··· Data shown ···

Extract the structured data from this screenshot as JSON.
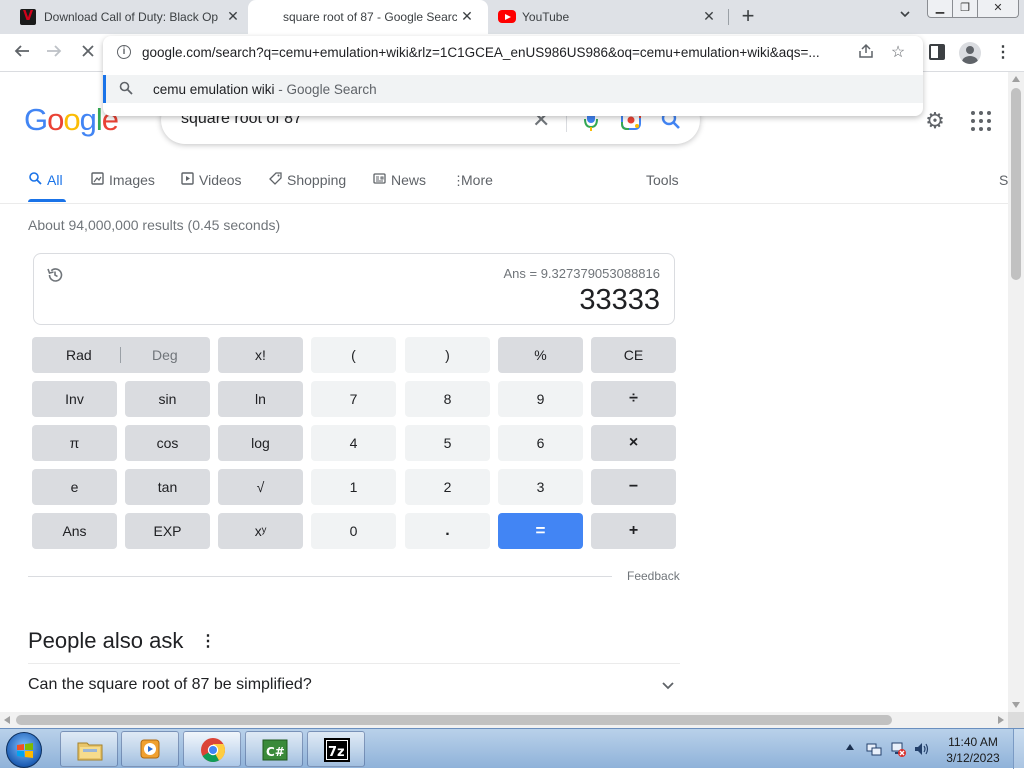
{
  "browser": {
    "tabs": [
      {
        "title": "Download Call of Duty: Black Op",
        "favicon": "v-logo-icon",
        "active": false
      },
      {
        "title": "square root of 87 - Google Searc",
        "favicon": "google-icon",
        "active": true
      },
      {
        "title": "YouTube",
        "favicon": "youtube-icon",
        "active": false
      }
    ],
    "new_tab_label": "+",
    "address_bar": {
      "url": "google.com/search?q=cemu+emulation+wiki&rlz=1C1GCEA_enUS986US986&oq=cemu+emulation+wiki&aqs=...",
      "suggestion": "cemu emulation wiki",
      "suggestion_suffix": " - Google Search"
    },
    "icons": {
      "back": "arrow-left-icon",
      "forward": "arrow-right-icon",
      "reload": "stop-loading-icon",
      "share": "share-icon",
      "bookmark": "star-icon",
      "side_panel": "side-panel-icon",
      "profile": "profile-icon",
      "menu": "kebab-menu-icon"
    }
  },
  "google": {
    "logo": {
      "letters": [
        "G",
        "o",
        "o",
        "g",
        "l",
        "e"
      ],
      "colors": [
        "#4285f4",
        "#ea4335",
        "#fbbc05",
        "#4285f4",
        "#34a853",
        "#ea4335"
      ]
    },
    "query": "square root of 87",
    "filters": [
      {
        "label": "All",
        "icon": "search-icon",
        "active": true
      },
      {
        "label": "Images",
        "icon": "image-icon",
        "active": false
      },
      {
        "label": "Videos",
        "icon": "play-icon",
        "active": false
      },
      {
        "label": "Shopping",
        "icon": "tag-icon",
        "active": false
      },
      {
        "label": "News",
        "icon": "news-icon",
        "active": false
      },
      {
        "label": "More",
        "icon": "kebab-icon",
        "active": false
      }
    ],
    "tools_label": "Tools",
    "partial_label": "S",
    "result_stats": "About 94,000,000 results (0.45 seconds)",
    "accent_color": "#1a73e8"
  },
  "calculator": {
    "ans_line": "Ans = 9.327379053088816",
    "display_value": "33333",
    "rad_label": "Rad",
    "deg_label": "Deg",
    "keys": [
      [
        "x!",
        "(",
        ")",
        "%",
        "CE"
      ],
      [
        "Inv",
        "sin",
        "ln",
        "7",
        "8",
        "9",
        "÷"
      ],
      [
        "π",
        "cos",
        "log",
        "4",
        "5",
        "6",
        "×"
      ],
      [
        "e",
        "tan",
        "√",
        "1",
        "2",
        "3",
        "−"
      ],
      [
        "Ans",
        "EXP",
        "xʸ",
        "0",
        ".",
        "=",
        "+"
      ]
    ],
    "equals_color": "#4285f4",
    "feedback_label": "Feedback"
  },
  "people_also_ask": {
    "title": "People also ask",
    "questions": [
      "Can the square root of 87 be simplified?"
    ]
  },
  "taskbar": {
    "apps": [
      {
        "name": "windows-explorer",
        "icon": "folder-icon"
      },
      {
        "name": "media-player",
        "icon": "media-player-icon"
      },
      {
        "name": "chrome",
        "icon": "chrome-icon",
        "active": true
      },
      {
        "name": "csharp",
        "icon": "csharp-icon"
      },
      {
        "name": "7zip",
        "icon": "7zip-icon"
      }
    ],
    "clock_time": "11:40 AM",
    "clock_date": "3/12/2023"
  }
}
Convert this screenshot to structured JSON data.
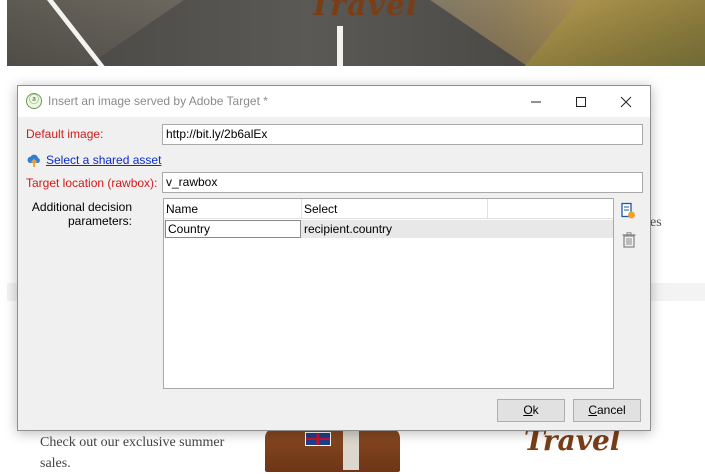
{
  "background": {
    "hero_title": "Travel",
    "side_text": "es",
    "promo_text": "Check out our exclusive summer sales.",
    "footer_logo": "Travel"
  },
  "dialog": {
    "title": "Insert an image served by Adobe Target *",
    "app_icon": "adobe-target-icon",
    "default_image_label": "Default image:",
    "default_image_value": "http://bit.ly/2b6alEx",
    "shared_asset_link": "Select a shared asset",
    "target_location_label": "Target location (rawbox):",
    "target_location_value": "v_rawbox",
    "additional_label_line1": "Additional decision",
    "additional_label_line2": "parameters:",
    "table": {
      "columns": [
        "Name",
        "Select"
      ],
      "rows": [
        {
          "name": "Country",
          "select": "recipient.country"
        }
      ]
    },
    "side_icons": [
      "add-parameter-icon",
      "trash-icon"
    ],
    "ok_label_underlined": "O",
    "ok_label_rest": "k",
    "cancel_label_underlined": "C",
    "cancel_label_rest": "ancel"
  },
  "colors": {
    "required_label": "#d11a1a",
    "link": "#0a2bd0",
    "dialog_bg": "#f0f0f0",
    "brand_brown": "#7a3e17"
  }
}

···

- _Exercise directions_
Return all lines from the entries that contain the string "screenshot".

- _Answer to this exercise_
Extract the structured data from this screenshot as JSON.
Convert this screenshot to structured JSON data.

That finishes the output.